The scheme was first announced in July 2019,1 but officially launched 17 June 2020 after nearly a year of set up, in which the Department of Health and Social Care worked closely with the National Institute for Health and Care Excellence (NICE) and NHS England. Suppliers can now register their interest on NHS England’s eTendering service.
According to the launch announcement, two antibiotics that are proven to be safe and effective will be selected to undergo a NICE health technology assessment throughout 2021, using adapted methods for antimicrobials.
The government has said it is particularly interested in antibiotics that can provide alternative treatment options for serious infections, such as bloodstream infections, sepsis, and hospital acquired pneumonia.

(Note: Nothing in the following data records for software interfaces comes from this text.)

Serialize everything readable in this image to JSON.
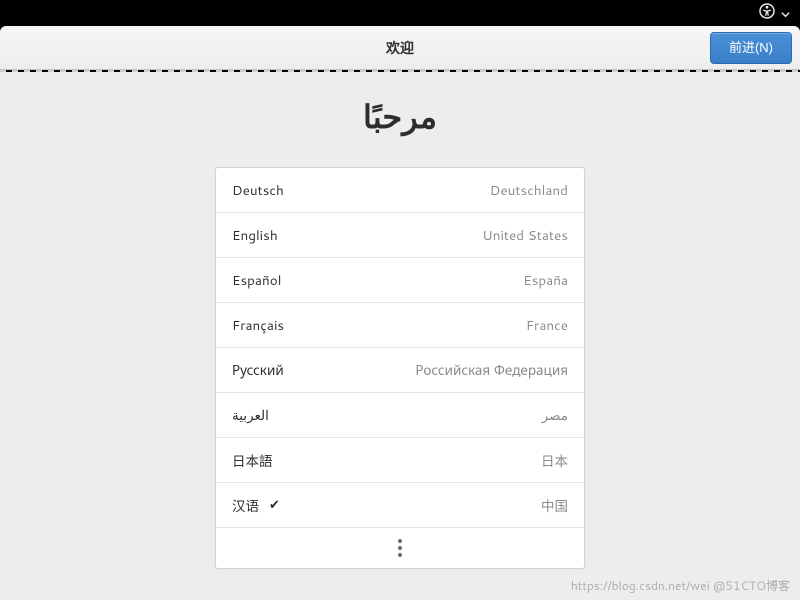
{
  "topbar": {
    "a11y_icon": "accessibility-icon",
    "dropdown_icon": "chevron-down-icon"
  },
  "headerbar": {
    "title": "欢迎",
    "next_label": "前进(N)"
  },
  "hero": {
    "text": "مرحبًا"
  },
  "languages": [
    {
      "name": "Deutsch",
      "region": "Deutschland",
      "selected": false
    },
    {
      "name": "English",
      "region": "United States",
      "selected": false
    },
    {
      "name": "Español",
      "region": "España",
      "selected": false
    },
    {
      "name": "Français",
      "region": "France",
      "selected": false
    },
    {
      "name": "Русский",
      "region": "Российская Федерация",
      "selected": false
    },
    {
      "name": "العربية",
      "region": "مصر",
      "selected": false
    },
    {
      "name": "日本語",
      "region": "日本",
      "selected": false
    },
    {
      "name": "汉语",
      "region": "中国",
      "selected": true
    }
  ],
  "check_glyph": "✔",
  "watermark": "https://blog.csdn.net/wei @51CTO博客"
}
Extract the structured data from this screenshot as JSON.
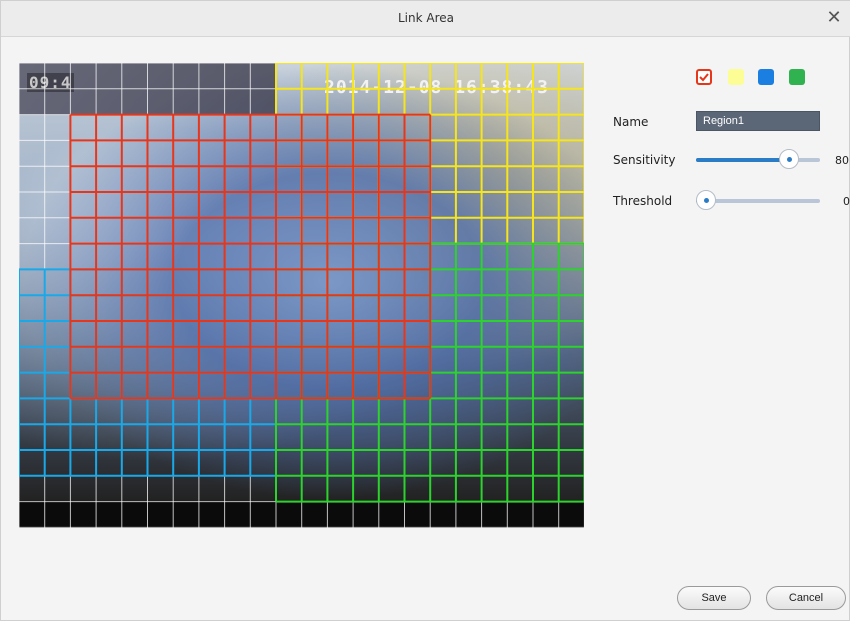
{
  "dialog": {
    "title": "Link Area",
    "close_icon": "close-icon"
  },
  "video": {
    "osd_left": "09:4",
    "timestamp": "2014-12-08 16:38:43"
  },
  "regions": {
    "colors": [
      "#e8361b",
      "#f6e51a",
      "#1aa9e8",
      "#2cd32c"
    ],
    "selected_index": 0,
    "swatch_fill": [
      "#ffffff",
      "#fdfd96",
      "#1a7fe0",
      "#2fb24f"
    ]
  },
  "settings": {
    "name_label": "Name",
    "name_value": "Region1",
    "sensitivity_label": "Sensitivity",
    "sensitivity_value": "80",
    "sensitivity_fraction": 0.8,
    "threshold_label": "Threshold",
    "threshold_value": "0",
    "threshold_fraction": 0
  },
  "buttons": {
    "save": "Save",
    "cancel": "Cancel"
  }
}
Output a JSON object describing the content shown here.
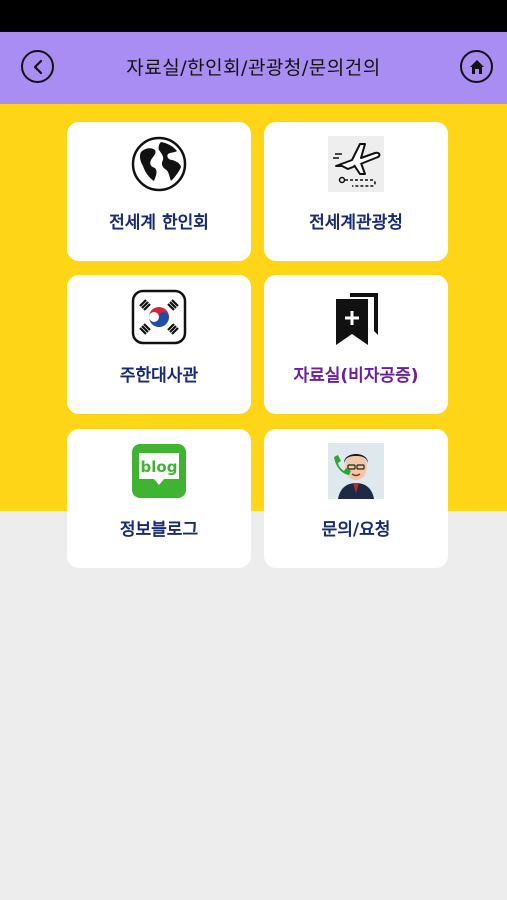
{
  "header": {
    "title": "자료실/한인회/관광청/문의건의",
    "back_icon": "chevron-left-icon",
    "home_icon": "home-icon"
  },
  "menu": [
    {
      "label": "전세계 한인회",
      "icon": "globe-icon"
    },
    {
      "label": "전세계관광청",
      "icon": "airplane-icon"
    },
    {
      "label": "주한대사관",
      "icon": "korean-flag-icon"
    },
    {
      "label": "자료실(비자공증)",
      "icon": "bookmark-plus-icon"
    },
    {
      "label": "정보블로그",
      "icon": "blog-icon",
      "icon_text": "blog"
    },
    {
      "label": "문의/요청",
      "icon": "support-agent-icon"
    }
  ],
  "colors": {
    "header": "#a98df2",
    "band": "#ffd518",
    "label": "#172a73",
    "label_highlight": "#6a1fa0",
    "blog_green": "#3fb431"
  }
}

NICE chief executive Gill Leng said, “Alongside the threat of coronavirus is the increasing risk posed by antimicrobial resistance, exacerbated by a sparse antimicrobial development pipeline. That is why we need to incentivise investment in innovative antimicrobial drug development as soon as possible.”
“We hope that this project will inspire healthcare systems across the world to consider adopting similar models so that, collectively, we deliver meaningful incentives that reinvigorate the global antimicrobial pipeline.”

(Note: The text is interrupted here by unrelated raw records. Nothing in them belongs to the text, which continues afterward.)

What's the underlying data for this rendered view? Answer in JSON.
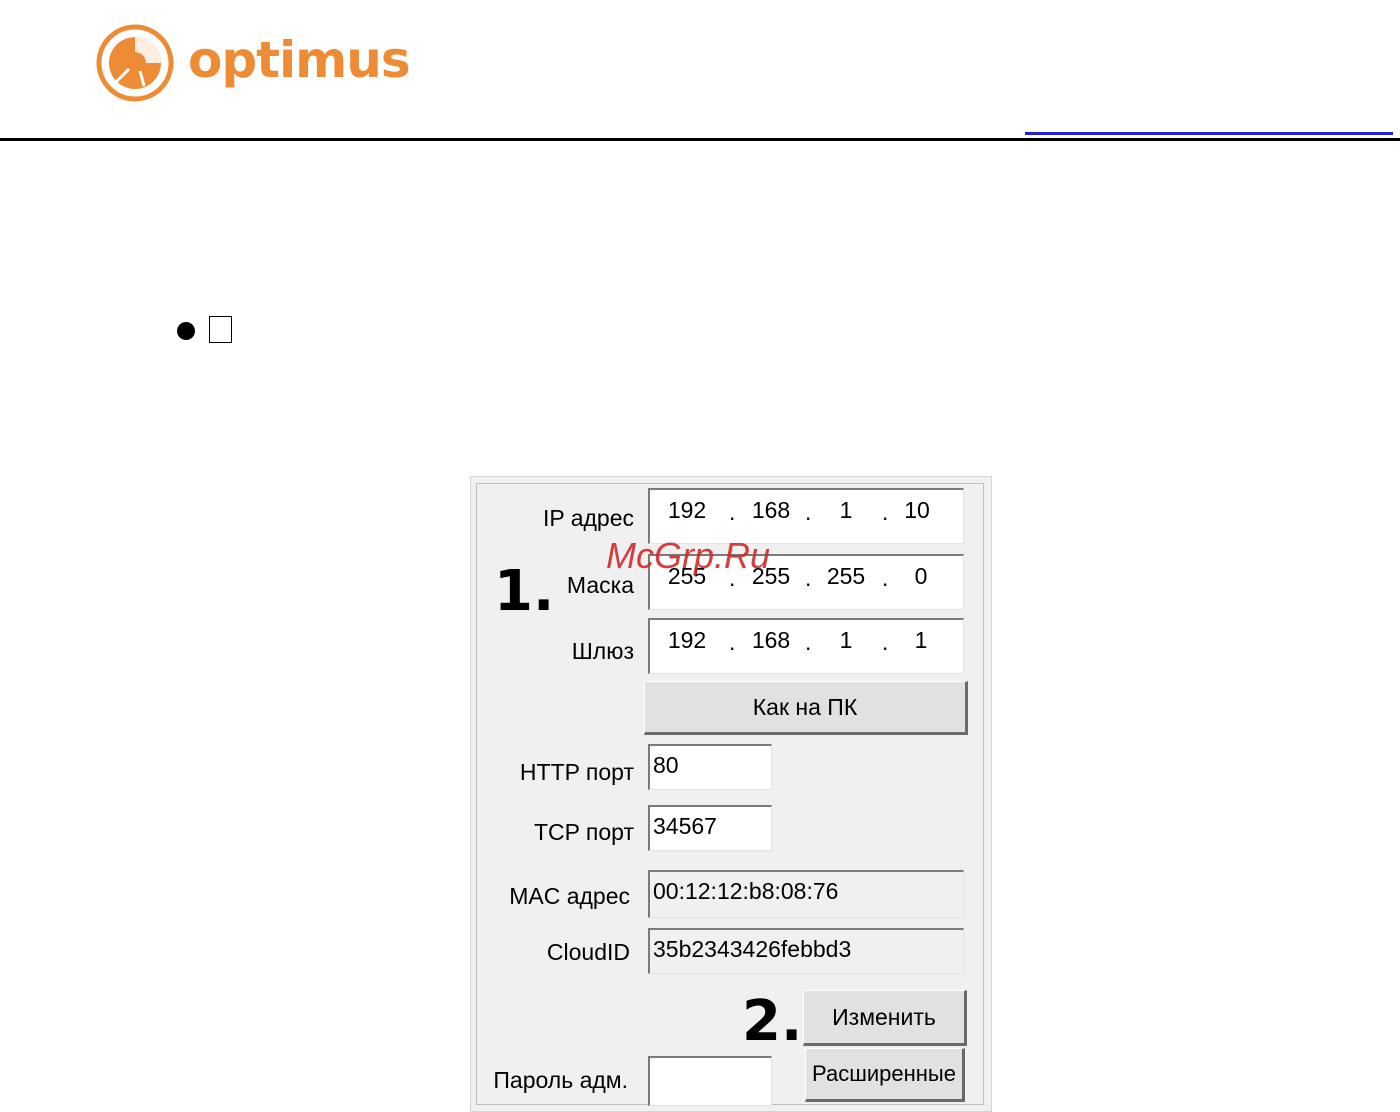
{
  "brand": {
    "name": "optimus",
    "color": "#ee8c36"
  },
  "header": {
    "rule_color": "#000000",
    "link_line_color": "#2222dd"
  },
  "panel": {
    "step1": "1.",
    "step2": "2.",
    "ip": {
      "label": "IP адрес",
      "octets": [
        "192",
        "168",
        "1",
        "10"
      ]
    },
    "mask": {
      "label": "Маска",
      "octets": [
        "255",
        "255",
        "255",
        "0"
      ]
    },
    "gateway": {
      "label": "Шлюз",
      "octets": [
        "192",
        "168",
        "1",
        "1"
      ]
    },
    "as_pc_button": "Как на ПК",
    "http": {
      "label": "HTTP порт",
      "value": "80"
    },
    "tcp": {
      "label": "TCP порт",
      "value": "34567"
    },
    "mac": {
      "label": "MAC адрес",
      "value": "00:12:12:b8:08:76"
    },
    "cloud": {
      "label": "CloudID",
      "value": "35b2343426febbd3"
    },
    "change_button": "Изменить",
    "advanced_button": "Расширенные",
    "password": {
      "label": "Пароль адм.",
      "value": ""
    }
  },
  "watermark": "McGrp.Ru"
}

Jayasree Iyer, executive director of the Access to Medicine Foundation, an independent non-profit organisation, told The BMJ that for the scheme to work, the government needs to be “ambitious.”

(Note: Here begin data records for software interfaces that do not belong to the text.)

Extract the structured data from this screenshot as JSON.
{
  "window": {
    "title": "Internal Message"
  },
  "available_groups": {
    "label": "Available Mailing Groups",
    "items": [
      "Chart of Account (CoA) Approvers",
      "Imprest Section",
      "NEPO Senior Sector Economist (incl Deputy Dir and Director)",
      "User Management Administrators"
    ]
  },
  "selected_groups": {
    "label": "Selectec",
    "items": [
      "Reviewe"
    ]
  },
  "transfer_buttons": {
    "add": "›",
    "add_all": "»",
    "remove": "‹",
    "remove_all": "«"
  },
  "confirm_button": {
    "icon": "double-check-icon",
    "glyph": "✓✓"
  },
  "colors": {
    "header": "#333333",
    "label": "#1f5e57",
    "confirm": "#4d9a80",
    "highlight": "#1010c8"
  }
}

She said, “As a society, we need to replace many antibiotics to tackle drug resistance. Several innovators, such as biotech companies, have gone bankrupt because of the lack of financing and a viable market. I’m optimistic that this scheme can stimulate more biotechs to engage in developing antibiotics and guarantee that these reach patients. The scheme has the potential to make a big impact, but it must be ambitious—to include more antibiotics, to benefit many more people globally, and fast.”
The Access to Medicine Foundation produces the Antimicrobial Resistance Benchmark report, which in 2020 reported that while some improvements are being made, the change is not happening at the scale needed to radically impact the threat from drug resistance.2
Meanwhile, others have said wider system changes are needed to achieve long term change.
In a statement, Richard Stabler and Rebecca Glover from the Antimicrobial Resistance Centre at the London School of Hygiene and Tropical Medicine, told The BMJ, “We welcome the government’s continued commitment to tackling antimicrobial resistance, however one or two new antibiotics are not a long term solution.
“For meaningful reductions in antimicrobial resistance rates in the UK to be achieved and sustained, structural solutions such as strengthening health systems, reducing poverty, improving sick pay and workers’ rights, and improving access to clean water and sanitation need to be adequately funded both at home and abroad.”